Car insurance is required throughout the United States, and varies within state lines by the providing company. You have to carry the minimum coverage required by law, but vehicles that are rarely or never driven may qualify for a reduced type of coverage, usually called Leisure or Pleasure Vehicle coverage.
Kentucky minimum insurance requirements include Liability and No-Fault coverage. The No-Fault coverage provides up to $10,000 in coverage for bodily injury, lost wages, and replacement services regardless of who is at fault in the accident. Kentucky allows you to omit this type of coverage if you meet certain requirements set by the Kentucky Office of Insurance, but purchasing the coverage is usually the easiest way to meet state requirements.
Liability insurance provides protection against bodily injury and property damage if you are at fault in the accident. By law, you are required to have $25,000 bodily injury per person and $50,000 per accident. You are also required to carry a minimum of $10,000 of property damage coverage per accident. These are minimum values and may not be sufficient for all circumstances such as multiple severe injuries, high-value vehicles, or accidents which involve litigation.
Pleasure vehicle insurance is available for vehicles that are only driven a limited number of miles per year. This type of coverage is equal to the required state minimums but is only available for vehicles that are driven a few thousand miles or less annually. If you put more than the covered number of miles on the vehicle, you will be required to pay the regular, full rate.
Some insurance companies have begun to offer Pay-Per-Mile insurance or some variation of it. This type of coverage is based on your actual use of the vehicle and may be lower than even Pleasure Vehicle coverage. Similar coverage's may entail installing an electronic device in your vehicle to verify your driving habits.

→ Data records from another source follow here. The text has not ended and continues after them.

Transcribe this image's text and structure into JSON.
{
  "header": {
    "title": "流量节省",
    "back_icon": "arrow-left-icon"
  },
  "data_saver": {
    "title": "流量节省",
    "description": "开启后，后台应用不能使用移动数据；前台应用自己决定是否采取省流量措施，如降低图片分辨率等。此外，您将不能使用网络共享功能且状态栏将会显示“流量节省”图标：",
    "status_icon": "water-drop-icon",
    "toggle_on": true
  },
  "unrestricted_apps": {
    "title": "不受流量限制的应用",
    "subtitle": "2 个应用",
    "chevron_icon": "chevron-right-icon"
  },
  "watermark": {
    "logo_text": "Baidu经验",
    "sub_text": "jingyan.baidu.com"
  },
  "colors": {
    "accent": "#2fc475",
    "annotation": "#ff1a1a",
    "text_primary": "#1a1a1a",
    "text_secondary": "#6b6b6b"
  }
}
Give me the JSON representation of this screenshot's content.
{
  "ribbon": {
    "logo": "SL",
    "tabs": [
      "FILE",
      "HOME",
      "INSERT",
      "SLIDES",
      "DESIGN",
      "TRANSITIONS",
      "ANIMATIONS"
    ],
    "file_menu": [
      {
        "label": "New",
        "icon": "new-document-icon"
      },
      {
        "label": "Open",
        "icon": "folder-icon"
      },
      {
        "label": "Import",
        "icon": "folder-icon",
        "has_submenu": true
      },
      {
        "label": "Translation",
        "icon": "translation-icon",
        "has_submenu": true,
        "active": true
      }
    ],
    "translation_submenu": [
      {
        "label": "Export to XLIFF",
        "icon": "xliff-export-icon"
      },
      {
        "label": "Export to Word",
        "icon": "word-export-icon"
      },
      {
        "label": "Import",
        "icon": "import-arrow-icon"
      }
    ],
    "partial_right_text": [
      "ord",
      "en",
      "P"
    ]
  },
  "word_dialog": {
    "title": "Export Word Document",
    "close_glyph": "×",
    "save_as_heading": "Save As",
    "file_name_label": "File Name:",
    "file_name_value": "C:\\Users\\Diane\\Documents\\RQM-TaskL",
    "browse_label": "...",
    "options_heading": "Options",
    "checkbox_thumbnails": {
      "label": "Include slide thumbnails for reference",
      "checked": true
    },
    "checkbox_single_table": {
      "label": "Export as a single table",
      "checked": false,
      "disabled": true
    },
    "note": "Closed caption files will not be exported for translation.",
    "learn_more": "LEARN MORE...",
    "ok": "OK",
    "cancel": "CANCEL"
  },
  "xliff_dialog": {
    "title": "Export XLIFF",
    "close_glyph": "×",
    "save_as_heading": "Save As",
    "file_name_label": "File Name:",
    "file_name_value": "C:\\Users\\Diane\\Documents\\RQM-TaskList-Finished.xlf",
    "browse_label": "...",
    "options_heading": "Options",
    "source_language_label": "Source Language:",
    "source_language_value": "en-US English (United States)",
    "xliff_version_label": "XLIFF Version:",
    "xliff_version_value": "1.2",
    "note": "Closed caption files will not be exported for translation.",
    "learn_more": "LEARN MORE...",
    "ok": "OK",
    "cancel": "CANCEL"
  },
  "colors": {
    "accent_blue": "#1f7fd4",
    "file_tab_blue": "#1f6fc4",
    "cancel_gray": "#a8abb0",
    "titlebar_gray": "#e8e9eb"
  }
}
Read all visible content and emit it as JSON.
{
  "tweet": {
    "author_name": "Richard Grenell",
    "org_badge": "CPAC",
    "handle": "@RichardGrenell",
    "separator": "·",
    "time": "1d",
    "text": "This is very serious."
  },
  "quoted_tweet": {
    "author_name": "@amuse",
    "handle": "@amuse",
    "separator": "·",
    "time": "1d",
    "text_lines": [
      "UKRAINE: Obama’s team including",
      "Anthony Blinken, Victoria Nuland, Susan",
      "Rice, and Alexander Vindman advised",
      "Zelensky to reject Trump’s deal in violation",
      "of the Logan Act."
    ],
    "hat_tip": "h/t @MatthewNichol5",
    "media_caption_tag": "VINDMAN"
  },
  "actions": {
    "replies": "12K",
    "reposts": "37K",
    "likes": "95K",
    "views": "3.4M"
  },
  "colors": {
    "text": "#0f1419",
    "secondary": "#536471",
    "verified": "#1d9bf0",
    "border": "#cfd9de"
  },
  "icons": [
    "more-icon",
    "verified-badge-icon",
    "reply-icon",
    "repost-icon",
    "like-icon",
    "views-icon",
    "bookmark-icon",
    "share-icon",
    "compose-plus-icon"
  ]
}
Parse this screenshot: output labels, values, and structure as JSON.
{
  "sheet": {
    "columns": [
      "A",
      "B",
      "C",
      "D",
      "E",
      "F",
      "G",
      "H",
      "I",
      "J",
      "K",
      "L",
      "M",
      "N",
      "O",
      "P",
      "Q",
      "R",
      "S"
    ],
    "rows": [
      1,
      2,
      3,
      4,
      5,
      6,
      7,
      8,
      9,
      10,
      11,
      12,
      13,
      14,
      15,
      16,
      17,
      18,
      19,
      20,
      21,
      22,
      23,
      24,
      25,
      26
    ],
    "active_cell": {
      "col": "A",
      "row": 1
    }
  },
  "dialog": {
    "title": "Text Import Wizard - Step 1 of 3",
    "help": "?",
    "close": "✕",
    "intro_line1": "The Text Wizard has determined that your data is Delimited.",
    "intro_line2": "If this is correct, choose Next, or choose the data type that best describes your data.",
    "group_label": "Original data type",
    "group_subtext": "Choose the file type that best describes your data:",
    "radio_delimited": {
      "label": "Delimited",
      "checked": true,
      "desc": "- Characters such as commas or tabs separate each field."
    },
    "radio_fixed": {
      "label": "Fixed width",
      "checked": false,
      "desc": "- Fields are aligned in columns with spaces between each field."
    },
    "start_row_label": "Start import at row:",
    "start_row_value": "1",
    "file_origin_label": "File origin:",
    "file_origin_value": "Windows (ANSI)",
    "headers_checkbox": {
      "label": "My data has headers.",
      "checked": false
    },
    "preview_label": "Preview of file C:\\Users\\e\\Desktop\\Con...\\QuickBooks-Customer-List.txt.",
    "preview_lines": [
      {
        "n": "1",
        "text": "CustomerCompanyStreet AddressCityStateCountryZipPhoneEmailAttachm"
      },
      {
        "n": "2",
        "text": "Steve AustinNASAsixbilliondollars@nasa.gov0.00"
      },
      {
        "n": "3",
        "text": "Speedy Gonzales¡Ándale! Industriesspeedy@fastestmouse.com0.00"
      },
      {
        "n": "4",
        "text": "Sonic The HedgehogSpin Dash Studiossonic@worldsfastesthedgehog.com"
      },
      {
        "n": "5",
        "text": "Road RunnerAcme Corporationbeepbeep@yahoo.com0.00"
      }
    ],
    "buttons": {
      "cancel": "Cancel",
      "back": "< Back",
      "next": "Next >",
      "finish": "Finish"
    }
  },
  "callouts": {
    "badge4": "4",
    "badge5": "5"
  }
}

Since this type is not available from all insurance companies, you will have to check with your preferred insurer to find out if it is available in your state.